PROMPT |
Restate the data below word for word, and let no image into your version.

DATA EXCERPTS |
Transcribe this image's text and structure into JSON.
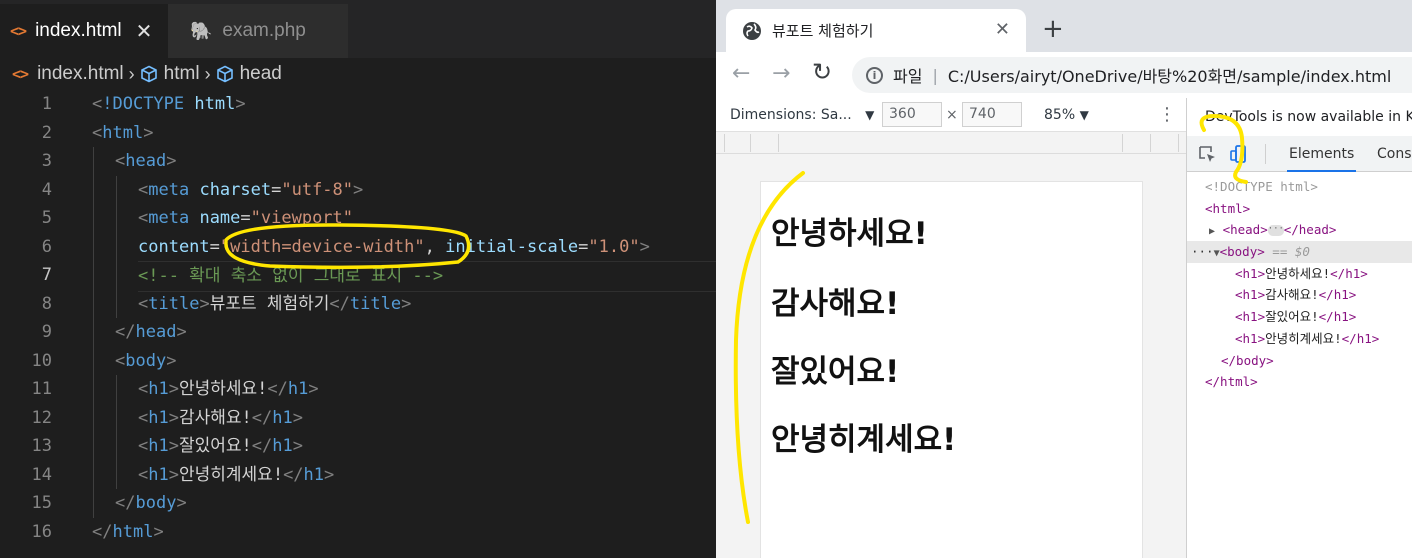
{
  "editor": {
    "tabs": [
      {
        "label": "index.html",
        "close": "✕"
      },
      {
        "label": "exam.php"
      }
    ],
    "breadcrumb": [
      "index.html",
      "html",
      "head"
    ],
    "line_numbers": [
      "1",
      "2",
      "3",
      "4",
      "5",
      "6",
      "7",
      "8",
      "9",
      "10",
      "11",
      "12",
      "13",
      "14",
      "15",
      "16"
    ],
    "lines": {
      "l1_decl": "!DOCTYPE",
      "l1_html": "html",
      "l2": "html",
      "l3": "head",
      "l4_tag": "meta",
      "l4_attr": "charset",
      "l4_val": "\"utf-8\"",
      "l5_tag": "meta",
      "l5_attr": "name",
      "l5_val": "\"viewport\"",
      "l6_attr": "content",
      "l6_val": "\"width=device-width",
      "l6_comma": ", ",
      "l6_rest": "initial-scale=1.0\"",
      "l7": "<!-- 확대 축소 없이 그대로 표시 -->",
      "l8_tag": "title",
      "l8_text": "뷰포트 체험하기",
      "l9": "head",
      "l10": "body",
      "h1_tag": "h1",
      "l11_text": "안녕하세요!",
      "l12_text": "감사해요!",
      "l13_text": "잘있어요!",
      "l14_text": "안녕히계세요!",
      "l15": "body",
      "l16": "html"
    }
  },
  "browser": {
    "tab_title": "뷰포트 체험하기",
    "tab_close": "✕",
    "new_tab": "+",
    "back": "←",
    "forward": "→",
    "reload": "↻",
    "url_scheme": "파일",
    "url_separator": "|",
    "url": "C:/Users/airyt/OneDrive/바탕%20화면/sample/index.html",
    "device_toolbar": {
      "dimensions_label": "Dimensions: Sa...",
      "width": "360",
      "times": "×",
      "height": "740",
      "zoom": "85%",
      "dropdown": "▼",
      "more": "⋮"
    },
    "viewport_headings": [
      "안녕하세요!",
      "감사해요!",
      "잘있어요!",
      "안녕히계세요!"
    ]
  },
  "devtools": {
    "notice": "DevTools is now available in K",
    "tabs": {
      "elements": "Elements",
      "console": "Conso"
    },
    "dom": {
      "doctype": "<!DOCTYPE html>",
      "html_open": "<html>",
      "head_open": "<head>",
      "head_close": "</head>",
      "body_open": "<body>",
      "body_marker": "== $0",
      "row_dots": "···",
      "h1_open": "<h1>",
      "h1_close": "</h1>",
      "h1_texts": [
        "안녕하세요!",
        "감사해요!",
        "잘있어요!",
        "안녕히계세요!"
      ],
      "body_close": "</body>",
      "html_close": "</html>"
    }
  },
  "colors": {
    "annotation": "#ffe600",
    "vscode_bg": "#1e1e1e",
    "tag_blue": "#569cd6",
    "string_orange": "#ce9178",
    "comment_green": "#6a9955",
    "devtools_tag": "#881280",
    "chrome_accent": "#1a73e8"
  }
}
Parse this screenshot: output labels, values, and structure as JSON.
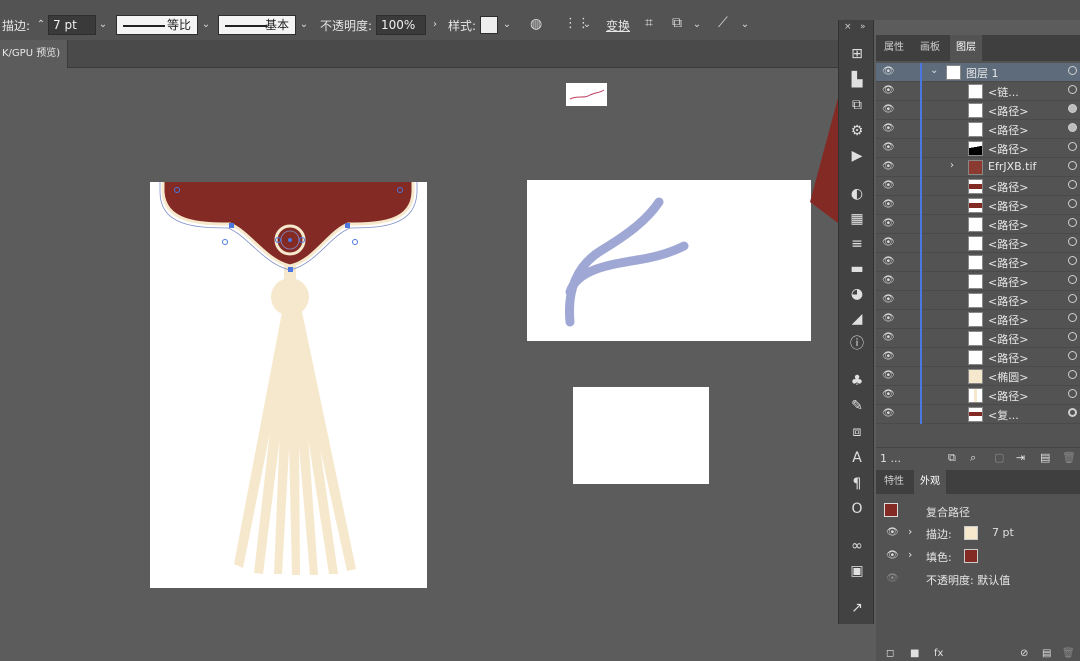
{
  "control_bar": {
    "stroke_label": "描边:",
    "stroke_value": "7 pt",
    "profile1_label": "等比",
    "profile2_label": "基本",
    "opacity_label": "不透明度:",
    "opacity_value": "100%",
    "style_label": "样式:",
    "transform_label": "变换"
  },
  "document_tab": {
    "label": "K/GPU 预览)"
  },
  "layers_panel": {
    "tabs": [
      "属性",
      "画板",
      "图层"
    ],
    "active_tab": "图层",
    "rows": [
      {
        "name": "图层 1",
        "selected": true
      },
      {
        "name": "<链..."
      },
      {
        "name": "<路径>"
      },
      {
        "name": "<路径>"
      },
      {
        "name": "<路径>"
      },
      {
        "name": "EfrJXB.tif"
      },
      {
        "name": "<路径>"
      },
      {
        "name": "<路径>"
      },
      {
        "name": "<路径>"
      },
      {
        "name": "<路径>"
      },
      {
        "name": "<路径>"
      },
      {
        "name": "<路径>"
      },
      {
        "name": "<路径>"
      },
      {
        "name": "<路径>"
      },
      {
        "name": "<路径>"
      },
      {
        "name": "<路径>"
      },
      {
        "name": "<椭圆>"
      },
      {
        "name": "<路径>"
      },
      {
        "name": "<复..."
      }
    ],
    "footer_count": "1 ..."
  },
  "appearance_panel": {
    "tabs": [
      "特性",
      "外观"
    ],
    "active_tab": "外观",
    "object_type": "复合路径",
    "stroke_label": "描边:",
    "stroke_value": "7 pt",
    "fill_label": "填色:",
    "opacity_row": "不透明度: 默认值"
  },
  "colors": {
    "maroon": "#832a24",
    "tassel": "#f6e8cc",
    "blue_stroke": "#9fa8d4",
    "layer_bar": "#4a78e0"
  }
}
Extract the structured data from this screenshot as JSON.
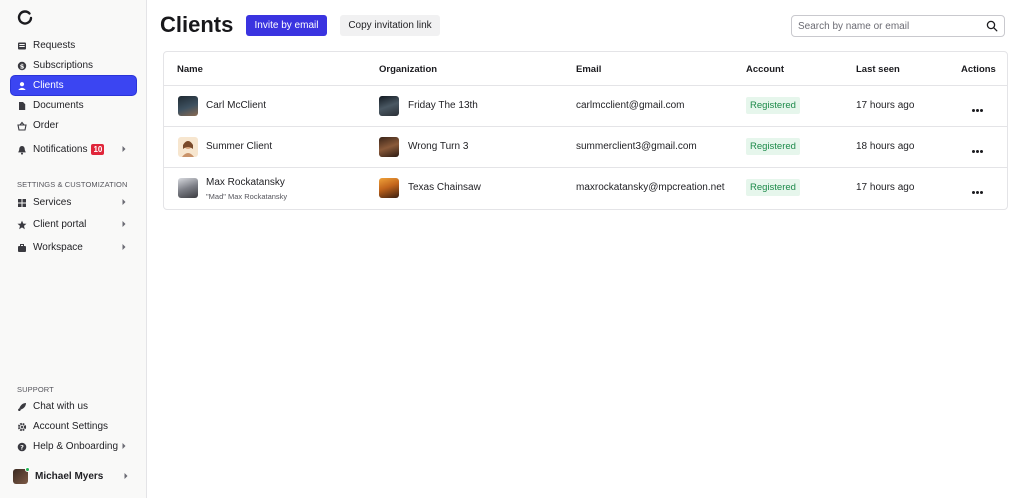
{
  "sidebar": {
    "nav": [
      {
        "label": "Requests",
        "icon": "inbox-icon"
      },
      {
        "label": "Subscriptions",
        "icon": "dollar-icon"
      },
      {
        "label": "Clients",
        "icon": "user-icon",
        "active": true
      },
      {
        "label": "Documents",
        "icon": "document-icon"
      },
      {
        "label": "Order",
        "icon": "basket-icon"
      },
      {
        "label": "Notifications",
        "icon": "bell-icon",
        "badge": "10"
      }
    ],
    "settings_label": "SETTINGS & CUSTOMIZATION",
    "settings": [
      {
        "label": "Services",
        "icon": "grid-icon"
      },
      {
        "label": "Client portal",
        "icon": "star-icon"
      },
      {
        "label": "Workspace",
        "icon": "briefcase-icon"
      }
    ],
    "support_label": "SUPPORT",
    "support": [
      {
        "label": "Chat with us",
        "icon": "rocket-icon"
      },
      {
        "label": "Account Settings",
        "icon": "gear-icon"
      },
      {
        "label": "Help & Onboarding",
        "icon": "help-icon"
      }
    ],
    "user": {
      "name": "Michael Myers"
    }
  },
  "header": {
    "title": "Clients",
    "invite_label": "Invite by email",
    "copy_label": "Copy invitation link",
    "search_placeholder": "Search by name or email"
  },
  "table": {
    "columns": [
      "Name",
      "Organization",
      "Email",
      "Account",
      "Last seen",
      "Actions"
    ],
    "rows": [
      {
        "name": "Carl McClient",
        "subtitle": "",
        "organization": "Friday The 13th",
        "email": "carlmcclient@gmail.com",
        "account": "Registered",
        "last_seen": "17 hours ago"
      },
      {
        "name": "Summer Client",
        "subtitle": "",
        "organization": "Wrong Turn 3",
        "email": "summerclient3@gmail.com",
        "account": "Registered",
        "last_seen": "18 hours ago"
      },
      {
        "name": "Max Rockatansky",
        "subtitle": "\"Mad\" Max Rockatansky",
        "organization": "Texas Chainsaw",
        "email": "maxrockatansky@mpcreation.net",
        "account": "Registered",
        "last_seen": "17 hours ago"
      }
    ]
  },
  "colors": {
    "accent": "#3a33e0",
    "active_nav": "#3b45f2",
    "status_text": "#1d8a4a",
    "status_bg": "#e6f6ec",
    "badge": "#e0263a"
  }
}
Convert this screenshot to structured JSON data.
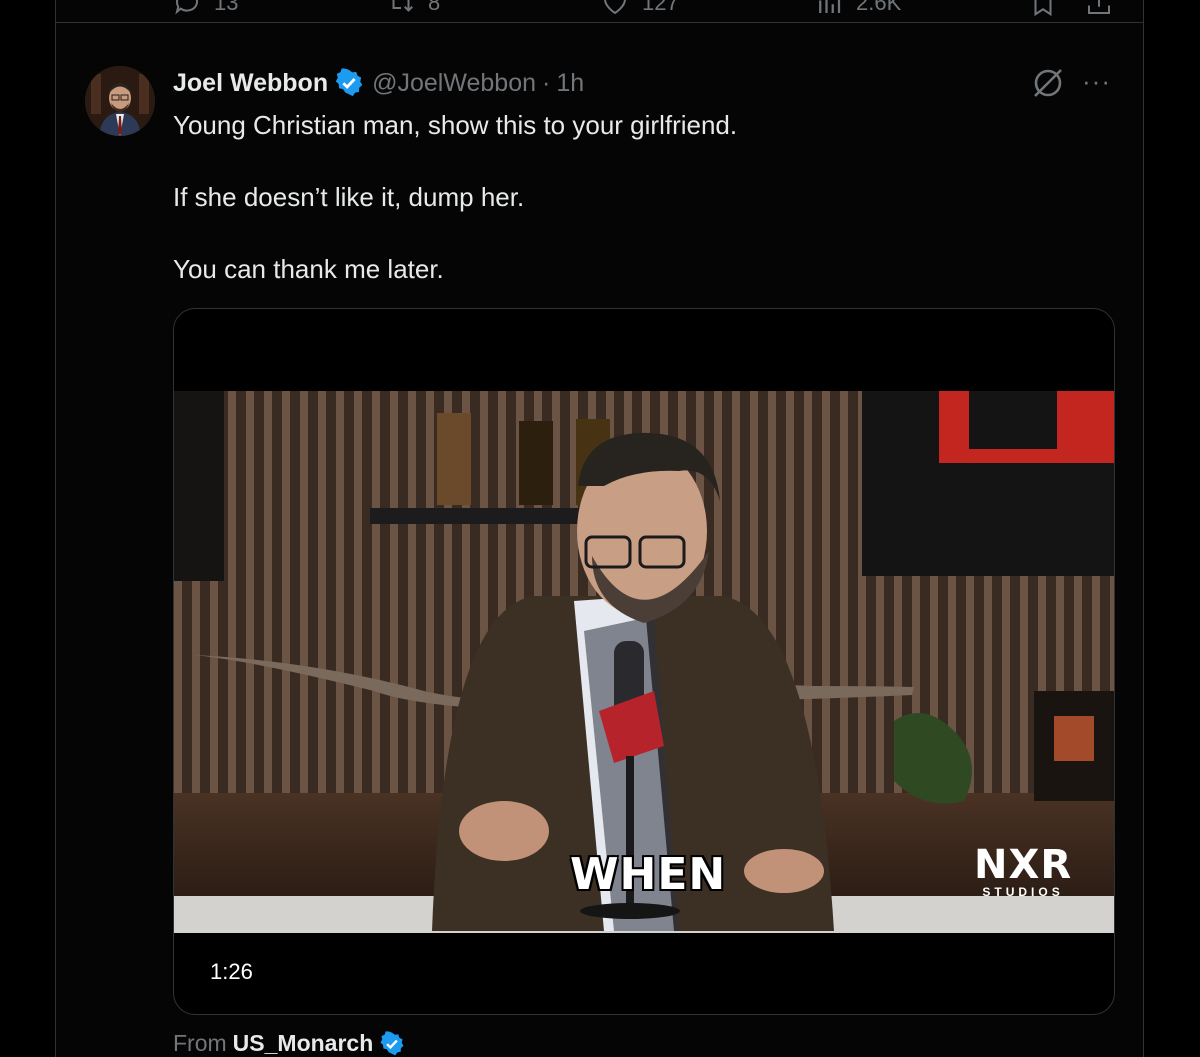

OUTPUT OF THE TASK |
Transcribe this image's text and structure into JSON.
{
  "editor": {
    "tabs": [
      {
        "label": "index.html",
        "close": "✕"
      },
      {
        "label": "exam.php"
      }
    ],
    "breadcrumb": [
      "index.html",
      "html",
      "head"
    ],
    "line_numbers": [
      "1",
      "2",
      "3",
      "4",
      "5",
      "6",
      "7",
      "8",
      "9",
      "10",
      "11",
      "12",
      "13",
      "14",
      "15",
      "16"
    ],
    "lines": {
      "l1_decl": "!DOCTYPE",
      "l1_html": "html",
      "l2": "html",
      "l3": "head",
      "l4_tag": "meta",
      "l4_attr": "charset",
      "l4_val": "\"utf-8\"",
      "l5_tag": "meta",
      "l5_attr": "name",
      "l5_val": "\"viewport\"",
      "l6_attr": "content",
      "l6_val": "\"width=device-width",
      "l6_comma": ", ",
      "l6_rest": "initial-scale=1.0\"",
      "l7": "<!-- 확대 축소 없이 그대로 표시 -->",
      "l8_tag": "title",
      "l8_text": "뷰포트 체험하기",
      "l9": "head",
      "l10": "body",
      "h1_tag": "h1",
      "l11_text": "안녕하세요!",
      "l12_text": "감사해요!",
      "l13_text": "잘있어요!",
      "l14_text": "안녕히계세요!",
      "l15": "body",
      "l16": "html"
    }
  },
  "browser": {
    "tab_title": "뷰포트 체험하기",
    "tab_close": "✕",
    "new_tab": "+",
    "back": "←",
    "forward": "→",
    "reload": "↻",
    "url_scheme": "파일",
    "url_separator": "|",
    "url": "C:/Users/airyt/OneDrive/바탕%20화면/sample/index.html",
    "device_toolbar": {
      "dimensions_label": "Dimensions: Sa...",
      "width": "360",
      "times": "×",
      "height": "740",
      "zoom": "85%",
      "dropdown": "▼",
      "more": "⋮"
    },
    "viewport_headings": [
      "안녕하세요!",
      "감사해요!",
      "잘있어요!",
      "안녕히계세요!"
    ]
  },
  "devtools": {
    "notice": "DevTools is now available in K",
    "tabs": {
      "elements": "Elements",
      "console": "Conso"
    },
    "dom": {
      "doctype": "<!DOCTYPE html>",
      "html_open": "<html>",
      "head_open": "<head>",
      "head_close": "</head>",
      "body_open": "<body>",
      "body_marker": "== $0",
      "row_dots": "···",
      "h1_open": "<h1>",
      "h1_close": "</h1>",
      "h1_texts": [
        "안녕하세요!",
        "감사해요!",
        "잘있어요!",
        "안녕히계세요!"
      ],
      "body_close": "</body>",
      "html_close": "</html>"
    }
  },
  "colors": {
    "annotation": "#ffe600",
    "vscode_bg": "#1e1e1e",
    "tag_blue": "#569cd6",
    "string_orange": "#ce9178",
    "comment_green": "#6a9955",
    "devtools_tag": "#881280",
    "chrome_accent": "#1a73e8"
  }
}
Parse this screenshot: output labels, values, and structure as JSON.
{
  "control_bar": {
    "stroke_label": "描边:",
    "stroke_value": "7 pt",
    "profile1_label": "等比",
    "profile2_label": "基本",
    "opacity_label": "不透明度:",
    "opacity_value": "100%",
    "style_label": "样式:",
    "transform_label": "变换"
  },
  "document_tab": {
    "label": "K/GPU 预览)"
  },
  "layers_panel": {
    "tabs": [
      "属性",
      "画板",
      "图层"
    ],
    "active_tab": "图层",
    "rows": [
      {
        "name": "图层 1",
        "selected": true
      },
      {
        "name": "<链..."
      },
      {
        "name": "<路径>"
      },
      {
        "name": "<路径>"
      },
      {
        "name": "<路径>"
      },
      {
        "name": "EfrJXB.tif"
      },
      {
        "name": "<路径>"
      },
      {
        "name": "<路径>"
      },
      {
        "name": "<路径>"
      },
      {
        "name": "<路径>"
      },
      {
        "name": "<路径>"
      },
      {
        "name": "<路径>"
      },
      {
        "name": "<路径>"
      },
      {
        "name": "<路径>"
      },
      {
        "name": "<路径>"
      },
      {
        "name": "<路径>"
      },
      {
        "name": "<椭圆>"
      },
      {
        "name": "<路径>"
      },
      {
        "name": "<复..."
      }
    ],
    "footer_count": "1 ..."
  },
  "appearance_panel": {
    "tabs": [
      "特性",
      "外观"
    ],
    "active_tab": "外观",
    "object_type": "复合路径",
    "stroke_label": "描边:",
    "stroke_value": "7 pt",
    "fill_label": "填色:",
    "opacity_row": "不透明度: 默认值"
  },
  "colors": {
    "maroon": "#832a24",
    "tassel": "#f6e8cc",
    "blue_stroke": "#9fa8d4",
    "layer_bar": "#4a78e0"
  }
}
Extract the structured data from this screenshot as JSON.
{
  "sidebar": {
    "nav": [
      {
        "label": "Requests",
        "icon": "inbox-icon"
      },
      {
        "label": "Subscriptions",
        "icon": "dollar-icon"
      },
      {
        "label": "Clients",
        "icon": "user-icon",
        "active": true
      },
      {
        "label": "Documents",
        "icon": "document-icon"
      },
      {
        "label": "Order",
        "icon": "basket-icon"
      },
      {
        "label": "Notifications",
        "icon": "bell-icon",
        "badge": "10"
      }
    ],
    "settings_label": "SETTINGS & CUSTOMIZATION",
    "settings": [
      {
        "label": "Services",
        "icon": "grid-icon"
      },
      {
        "label": "Client portal",
        "icon": "star-icon"
      },
      {
        "label": "Workspace",
        "icon": "briefcase-icon"
      }
    ],
    "support_label": "SUPPORT",
    "support": [
      {
        "label": "Chat with us",
        "icon": "rocket-icon"
      },
      {
        "label": "Account Settings",
        "icon": "gear-icon"
      },
      {
        "label": "Help & Onboarding",
        "icon": "help-icon"
      }
    ],
    "user": {
      "name": "Michael Myers"
    }
  },
  "header": {
    "title": "Clients",
    "invite_label": "Invite by email",
    "copy_label": "Copy invitation link",
    "search_placeholder": "Search by name or email"
  },
  "table": {
    "columns": [
      "Name",
      "Organization",
      "Email",
      "Account",
      "Last seen",
      "Actions"
    ],
    "rows": [
      {
        "name": "Carl McClient",
        "subtitle": "",
        "organization": "Friday The 13th",
        "email": "carlmcclient@gmail.com",
        "account": "Registered",
        "last_seen": "17 hours ago"
      },
      {
        "name": "Summer Client",
        "subtitle": "",
        "organization": "Wrong Turn 3",
        "email": "summerclient3@gmail.com",
        "account": "Registered",
        "last_seen": "18 hours ago"
      },
      {
        "name": "Max Rockatansky",
        "subtitle": "\"Mad\" Max Rockatansky",
        "organization": "Texas Chainsaw",
        "email": "maxrockatansky@mpcreation.net",
        "account": "Registered",
        "last_seen": "17 hours ago"
      }
    ]
  },
  "colors": {
    "accent": "#3a33e0",
    "active_nav": "#3b45f2",
    "status_text": "#1d8a4a",
    "status_bg": "#e6f6ec",
    "badge": "#e0263a"
  }
}
Convert this screenshot to structured JSON data.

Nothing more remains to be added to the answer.